(INPUT RECORDS begins)
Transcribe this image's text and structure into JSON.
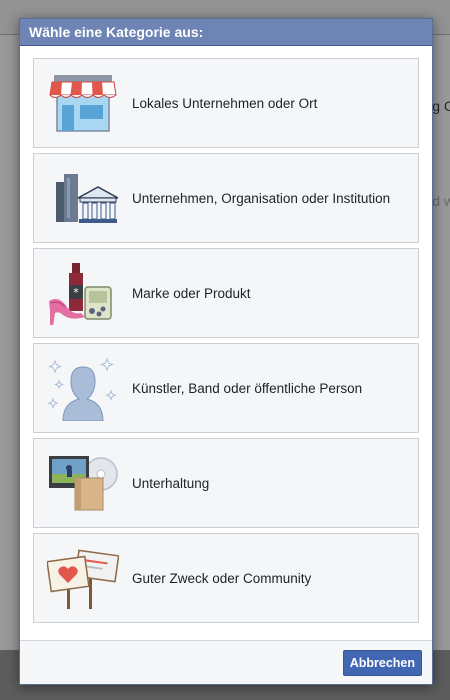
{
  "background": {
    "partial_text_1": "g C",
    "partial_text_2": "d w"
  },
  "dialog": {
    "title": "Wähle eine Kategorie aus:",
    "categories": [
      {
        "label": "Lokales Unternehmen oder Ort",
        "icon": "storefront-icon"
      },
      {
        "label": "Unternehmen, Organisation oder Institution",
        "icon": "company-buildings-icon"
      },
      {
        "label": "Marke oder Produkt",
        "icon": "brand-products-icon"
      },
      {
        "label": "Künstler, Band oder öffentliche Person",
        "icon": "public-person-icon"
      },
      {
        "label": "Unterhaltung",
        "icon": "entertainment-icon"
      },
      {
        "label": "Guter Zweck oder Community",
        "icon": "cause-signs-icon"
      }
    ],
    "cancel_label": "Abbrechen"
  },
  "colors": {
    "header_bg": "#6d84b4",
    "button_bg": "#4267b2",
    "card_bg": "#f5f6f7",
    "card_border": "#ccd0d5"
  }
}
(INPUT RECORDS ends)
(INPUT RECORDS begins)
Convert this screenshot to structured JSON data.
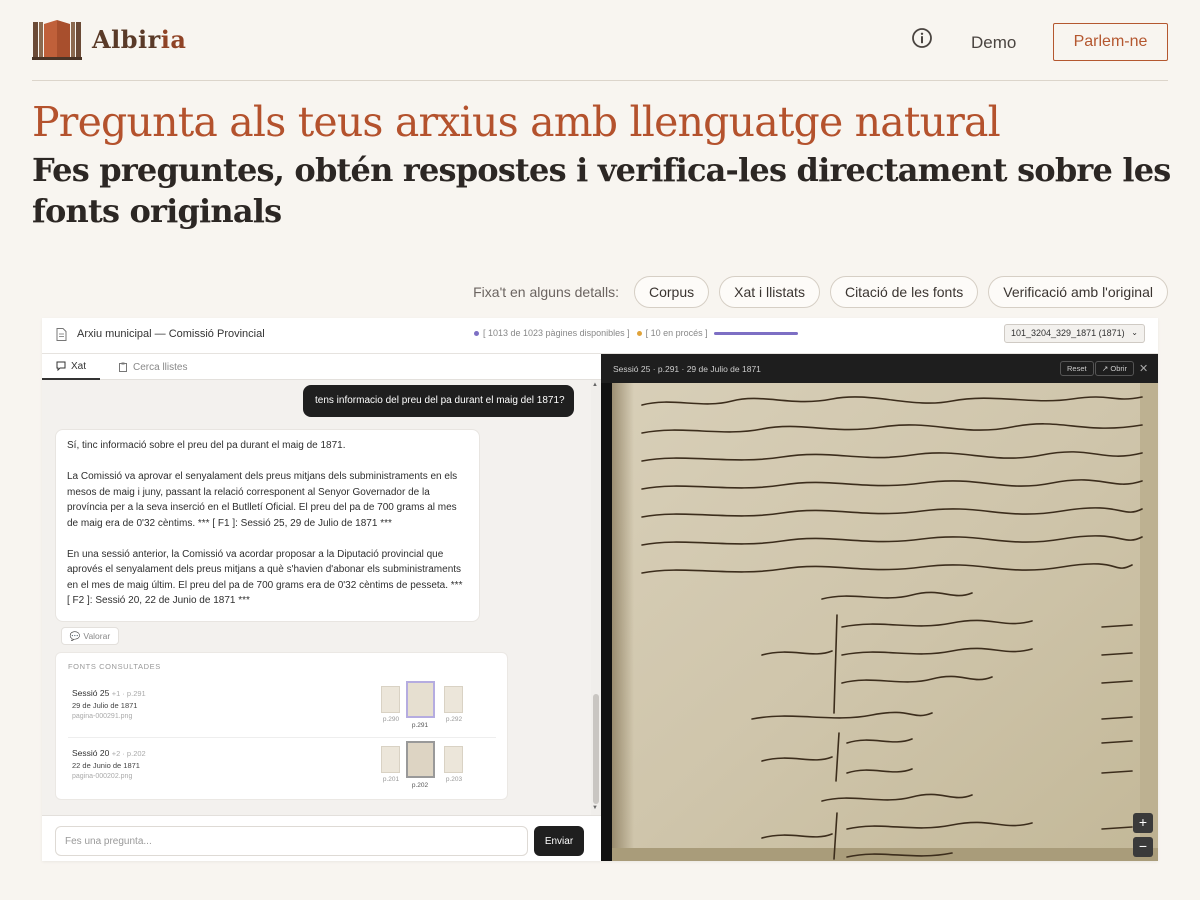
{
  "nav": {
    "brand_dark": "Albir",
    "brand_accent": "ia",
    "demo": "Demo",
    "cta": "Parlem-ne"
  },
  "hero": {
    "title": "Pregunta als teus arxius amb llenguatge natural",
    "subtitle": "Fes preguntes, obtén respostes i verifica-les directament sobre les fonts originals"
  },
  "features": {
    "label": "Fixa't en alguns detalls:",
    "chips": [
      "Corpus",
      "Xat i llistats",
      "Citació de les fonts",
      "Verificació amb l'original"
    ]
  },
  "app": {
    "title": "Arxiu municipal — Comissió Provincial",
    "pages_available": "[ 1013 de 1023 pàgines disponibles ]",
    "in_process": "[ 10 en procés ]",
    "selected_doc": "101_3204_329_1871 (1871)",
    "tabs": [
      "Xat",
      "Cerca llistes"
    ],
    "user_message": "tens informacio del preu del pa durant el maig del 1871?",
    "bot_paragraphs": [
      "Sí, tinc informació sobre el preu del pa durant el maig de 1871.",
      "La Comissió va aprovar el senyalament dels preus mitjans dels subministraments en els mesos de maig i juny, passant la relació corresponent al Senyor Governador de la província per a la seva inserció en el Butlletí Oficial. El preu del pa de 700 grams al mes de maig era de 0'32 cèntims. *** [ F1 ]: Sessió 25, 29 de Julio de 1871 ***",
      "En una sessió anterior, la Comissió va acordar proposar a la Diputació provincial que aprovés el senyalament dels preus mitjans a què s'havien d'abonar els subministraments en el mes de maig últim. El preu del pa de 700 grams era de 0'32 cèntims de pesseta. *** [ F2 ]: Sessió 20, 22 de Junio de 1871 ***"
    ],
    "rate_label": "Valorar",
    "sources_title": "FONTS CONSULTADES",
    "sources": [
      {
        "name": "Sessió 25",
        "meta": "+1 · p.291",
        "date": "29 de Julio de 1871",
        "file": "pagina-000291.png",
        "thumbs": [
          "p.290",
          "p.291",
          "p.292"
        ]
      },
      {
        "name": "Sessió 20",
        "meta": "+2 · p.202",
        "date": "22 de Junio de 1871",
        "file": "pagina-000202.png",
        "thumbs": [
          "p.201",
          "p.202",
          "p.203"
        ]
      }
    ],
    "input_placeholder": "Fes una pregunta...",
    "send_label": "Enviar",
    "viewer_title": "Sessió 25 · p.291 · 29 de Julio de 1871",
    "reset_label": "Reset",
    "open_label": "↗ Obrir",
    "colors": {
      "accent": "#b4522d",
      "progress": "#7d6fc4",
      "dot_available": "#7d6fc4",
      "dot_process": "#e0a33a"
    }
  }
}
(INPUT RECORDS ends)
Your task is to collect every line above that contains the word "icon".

EXPECTED ANSWER
        "icon": "storefront-icon"
        "icon": "company-buildings-icon"
        "icon": "brand-products-icon"
        "icon": "public-person-icon"
        "icon": "entertainment-icon"
        "icon": "cause-signs-icon"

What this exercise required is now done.